- [Instructions to follow]:
Working through the entries below, find how many lines include "bằng", then write only that number.

- [Listed entries]:
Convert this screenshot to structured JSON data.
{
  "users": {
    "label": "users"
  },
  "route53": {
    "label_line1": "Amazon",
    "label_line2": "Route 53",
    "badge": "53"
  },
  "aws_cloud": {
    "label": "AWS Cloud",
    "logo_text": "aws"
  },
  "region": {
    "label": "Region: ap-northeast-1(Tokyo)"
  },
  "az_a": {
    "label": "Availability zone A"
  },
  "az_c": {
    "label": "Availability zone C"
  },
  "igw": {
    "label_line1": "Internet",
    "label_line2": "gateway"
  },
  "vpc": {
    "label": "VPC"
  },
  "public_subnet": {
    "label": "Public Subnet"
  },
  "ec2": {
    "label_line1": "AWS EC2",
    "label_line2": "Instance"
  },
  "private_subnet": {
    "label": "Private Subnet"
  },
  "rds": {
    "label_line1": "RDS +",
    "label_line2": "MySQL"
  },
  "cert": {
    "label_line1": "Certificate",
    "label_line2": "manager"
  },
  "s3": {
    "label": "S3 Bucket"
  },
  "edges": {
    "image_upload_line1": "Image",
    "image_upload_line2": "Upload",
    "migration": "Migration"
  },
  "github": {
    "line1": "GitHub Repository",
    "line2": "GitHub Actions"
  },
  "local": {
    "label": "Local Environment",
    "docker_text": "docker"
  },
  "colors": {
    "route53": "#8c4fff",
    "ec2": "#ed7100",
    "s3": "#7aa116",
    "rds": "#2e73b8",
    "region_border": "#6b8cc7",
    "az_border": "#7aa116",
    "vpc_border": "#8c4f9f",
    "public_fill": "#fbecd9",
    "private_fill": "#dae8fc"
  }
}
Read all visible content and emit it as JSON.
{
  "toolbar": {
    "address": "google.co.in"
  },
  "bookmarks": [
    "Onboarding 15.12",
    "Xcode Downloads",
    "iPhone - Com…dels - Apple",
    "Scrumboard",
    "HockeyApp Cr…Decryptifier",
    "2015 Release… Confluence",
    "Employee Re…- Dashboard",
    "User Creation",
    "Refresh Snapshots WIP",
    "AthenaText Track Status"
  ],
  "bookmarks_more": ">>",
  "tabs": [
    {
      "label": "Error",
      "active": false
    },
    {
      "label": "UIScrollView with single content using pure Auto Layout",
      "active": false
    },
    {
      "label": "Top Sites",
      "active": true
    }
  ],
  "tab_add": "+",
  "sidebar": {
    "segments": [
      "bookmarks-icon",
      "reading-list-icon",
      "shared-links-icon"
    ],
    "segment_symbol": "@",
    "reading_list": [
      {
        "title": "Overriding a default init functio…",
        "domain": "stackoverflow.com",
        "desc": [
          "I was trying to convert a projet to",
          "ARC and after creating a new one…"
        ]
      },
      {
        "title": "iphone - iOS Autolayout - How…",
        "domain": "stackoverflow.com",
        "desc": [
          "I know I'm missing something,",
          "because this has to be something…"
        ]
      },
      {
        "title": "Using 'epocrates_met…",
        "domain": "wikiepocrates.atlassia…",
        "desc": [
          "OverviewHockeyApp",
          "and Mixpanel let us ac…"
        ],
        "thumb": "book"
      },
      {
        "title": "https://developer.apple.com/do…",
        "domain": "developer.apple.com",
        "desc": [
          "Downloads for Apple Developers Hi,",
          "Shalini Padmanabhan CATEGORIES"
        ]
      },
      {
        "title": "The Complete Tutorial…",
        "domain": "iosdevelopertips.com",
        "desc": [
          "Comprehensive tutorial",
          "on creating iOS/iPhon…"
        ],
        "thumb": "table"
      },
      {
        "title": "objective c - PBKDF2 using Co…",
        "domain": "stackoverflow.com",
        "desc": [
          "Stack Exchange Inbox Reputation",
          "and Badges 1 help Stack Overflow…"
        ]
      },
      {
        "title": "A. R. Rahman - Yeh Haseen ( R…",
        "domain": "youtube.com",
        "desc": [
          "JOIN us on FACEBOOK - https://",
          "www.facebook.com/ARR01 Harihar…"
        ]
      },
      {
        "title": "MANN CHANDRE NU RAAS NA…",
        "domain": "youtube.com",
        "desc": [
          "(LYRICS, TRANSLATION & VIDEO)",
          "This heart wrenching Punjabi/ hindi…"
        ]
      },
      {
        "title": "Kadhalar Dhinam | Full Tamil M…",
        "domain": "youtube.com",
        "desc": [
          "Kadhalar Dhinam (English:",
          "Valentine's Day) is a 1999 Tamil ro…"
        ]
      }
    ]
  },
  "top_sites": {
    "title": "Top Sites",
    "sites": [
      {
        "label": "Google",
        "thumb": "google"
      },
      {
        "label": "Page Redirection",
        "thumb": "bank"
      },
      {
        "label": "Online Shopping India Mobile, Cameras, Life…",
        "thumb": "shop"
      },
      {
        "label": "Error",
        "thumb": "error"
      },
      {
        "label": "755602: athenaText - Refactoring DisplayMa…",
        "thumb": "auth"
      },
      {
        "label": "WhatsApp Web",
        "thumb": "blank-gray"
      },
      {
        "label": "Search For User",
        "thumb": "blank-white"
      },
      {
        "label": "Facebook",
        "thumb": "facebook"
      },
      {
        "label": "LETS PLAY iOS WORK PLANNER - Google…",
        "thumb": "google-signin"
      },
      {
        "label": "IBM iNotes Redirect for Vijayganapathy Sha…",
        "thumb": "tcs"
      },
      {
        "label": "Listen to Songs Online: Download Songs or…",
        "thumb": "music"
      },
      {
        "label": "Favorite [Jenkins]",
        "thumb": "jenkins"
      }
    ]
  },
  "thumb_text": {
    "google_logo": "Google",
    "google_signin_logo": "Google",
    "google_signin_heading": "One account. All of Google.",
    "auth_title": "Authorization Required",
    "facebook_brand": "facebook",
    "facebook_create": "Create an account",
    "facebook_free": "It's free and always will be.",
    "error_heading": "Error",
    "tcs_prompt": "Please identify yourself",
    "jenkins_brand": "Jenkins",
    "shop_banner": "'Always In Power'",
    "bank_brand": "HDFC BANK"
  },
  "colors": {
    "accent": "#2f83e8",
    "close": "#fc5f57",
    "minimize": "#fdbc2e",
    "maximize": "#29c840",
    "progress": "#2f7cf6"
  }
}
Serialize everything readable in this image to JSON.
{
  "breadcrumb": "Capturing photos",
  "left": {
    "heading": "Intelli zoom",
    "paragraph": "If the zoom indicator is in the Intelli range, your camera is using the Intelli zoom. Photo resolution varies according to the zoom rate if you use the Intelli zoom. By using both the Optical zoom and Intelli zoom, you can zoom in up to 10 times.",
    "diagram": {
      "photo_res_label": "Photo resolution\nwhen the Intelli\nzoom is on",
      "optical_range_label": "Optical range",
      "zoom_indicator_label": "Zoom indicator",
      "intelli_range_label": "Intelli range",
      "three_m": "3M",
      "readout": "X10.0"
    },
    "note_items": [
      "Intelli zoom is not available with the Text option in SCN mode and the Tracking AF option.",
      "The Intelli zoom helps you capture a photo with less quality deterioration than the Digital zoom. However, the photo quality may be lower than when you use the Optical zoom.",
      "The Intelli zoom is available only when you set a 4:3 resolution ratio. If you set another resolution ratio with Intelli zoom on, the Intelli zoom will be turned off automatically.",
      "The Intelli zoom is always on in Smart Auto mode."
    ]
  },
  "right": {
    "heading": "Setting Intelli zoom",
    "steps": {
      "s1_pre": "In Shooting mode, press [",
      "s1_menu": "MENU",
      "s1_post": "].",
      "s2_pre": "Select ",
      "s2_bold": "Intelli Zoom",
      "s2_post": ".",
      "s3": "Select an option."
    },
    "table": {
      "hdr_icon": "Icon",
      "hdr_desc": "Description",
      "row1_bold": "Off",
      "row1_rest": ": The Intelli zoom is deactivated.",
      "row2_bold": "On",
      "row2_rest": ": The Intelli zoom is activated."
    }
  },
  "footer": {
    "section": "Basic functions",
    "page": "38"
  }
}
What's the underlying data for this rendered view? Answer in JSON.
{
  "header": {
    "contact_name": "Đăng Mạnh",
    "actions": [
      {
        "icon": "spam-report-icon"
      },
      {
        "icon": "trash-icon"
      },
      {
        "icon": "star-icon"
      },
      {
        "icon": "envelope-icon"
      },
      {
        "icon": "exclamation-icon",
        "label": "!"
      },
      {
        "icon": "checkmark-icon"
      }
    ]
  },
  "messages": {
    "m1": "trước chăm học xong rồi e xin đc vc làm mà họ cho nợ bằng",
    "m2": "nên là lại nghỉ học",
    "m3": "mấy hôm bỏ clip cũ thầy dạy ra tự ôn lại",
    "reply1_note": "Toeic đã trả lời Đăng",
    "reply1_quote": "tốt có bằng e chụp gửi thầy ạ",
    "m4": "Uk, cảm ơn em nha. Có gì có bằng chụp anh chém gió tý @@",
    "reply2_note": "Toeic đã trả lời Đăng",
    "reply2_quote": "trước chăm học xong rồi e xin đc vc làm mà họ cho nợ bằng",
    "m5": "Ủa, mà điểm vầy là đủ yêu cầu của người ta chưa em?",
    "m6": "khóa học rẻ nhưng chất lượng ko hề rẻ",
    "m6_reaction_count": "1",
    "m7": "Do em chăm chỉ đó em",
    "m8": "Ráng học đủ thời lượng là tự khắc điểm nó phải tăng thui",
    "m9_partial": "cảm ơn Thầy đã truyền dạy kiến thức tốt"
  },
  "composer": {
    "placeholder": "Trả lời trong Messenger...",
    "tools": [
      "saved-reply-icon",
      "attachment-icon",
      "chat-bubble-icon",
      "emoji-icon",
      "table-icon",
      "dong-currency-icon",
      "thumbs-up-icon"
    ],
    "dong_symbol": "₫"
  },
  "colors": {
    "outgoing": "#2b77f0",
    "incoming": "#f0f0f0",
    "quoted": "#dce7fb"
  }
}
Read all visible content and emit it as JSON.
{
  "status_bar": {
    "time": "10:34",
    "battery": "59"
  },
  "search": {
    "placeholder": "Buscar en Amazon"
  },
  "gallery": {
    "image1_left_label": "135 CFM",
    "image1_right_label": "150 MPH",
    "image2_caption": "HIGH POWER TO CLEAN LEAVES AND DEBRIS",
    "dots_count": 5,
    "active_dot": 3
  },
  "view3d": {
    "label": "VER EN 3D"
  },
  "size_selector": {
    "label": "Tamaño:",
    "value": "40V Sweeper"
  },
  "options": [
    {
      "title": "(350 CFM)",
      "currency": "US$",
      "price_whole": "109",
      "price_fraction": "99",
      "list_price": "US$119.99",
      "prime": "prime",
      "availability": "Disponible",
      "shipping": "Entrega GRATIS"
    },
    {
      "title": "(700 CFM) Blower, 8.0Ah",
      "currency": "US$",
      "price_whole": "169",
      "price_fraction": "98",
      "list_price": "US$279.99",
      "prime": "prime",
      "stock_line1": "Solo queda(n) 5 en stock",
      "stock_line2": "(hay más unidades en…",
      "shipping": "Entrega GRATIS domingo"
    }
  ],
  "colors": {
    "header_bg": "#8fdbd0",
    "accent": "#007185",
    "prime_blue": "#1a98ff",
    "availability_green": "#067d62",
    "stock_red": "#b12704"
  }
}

- [Task answer]:
4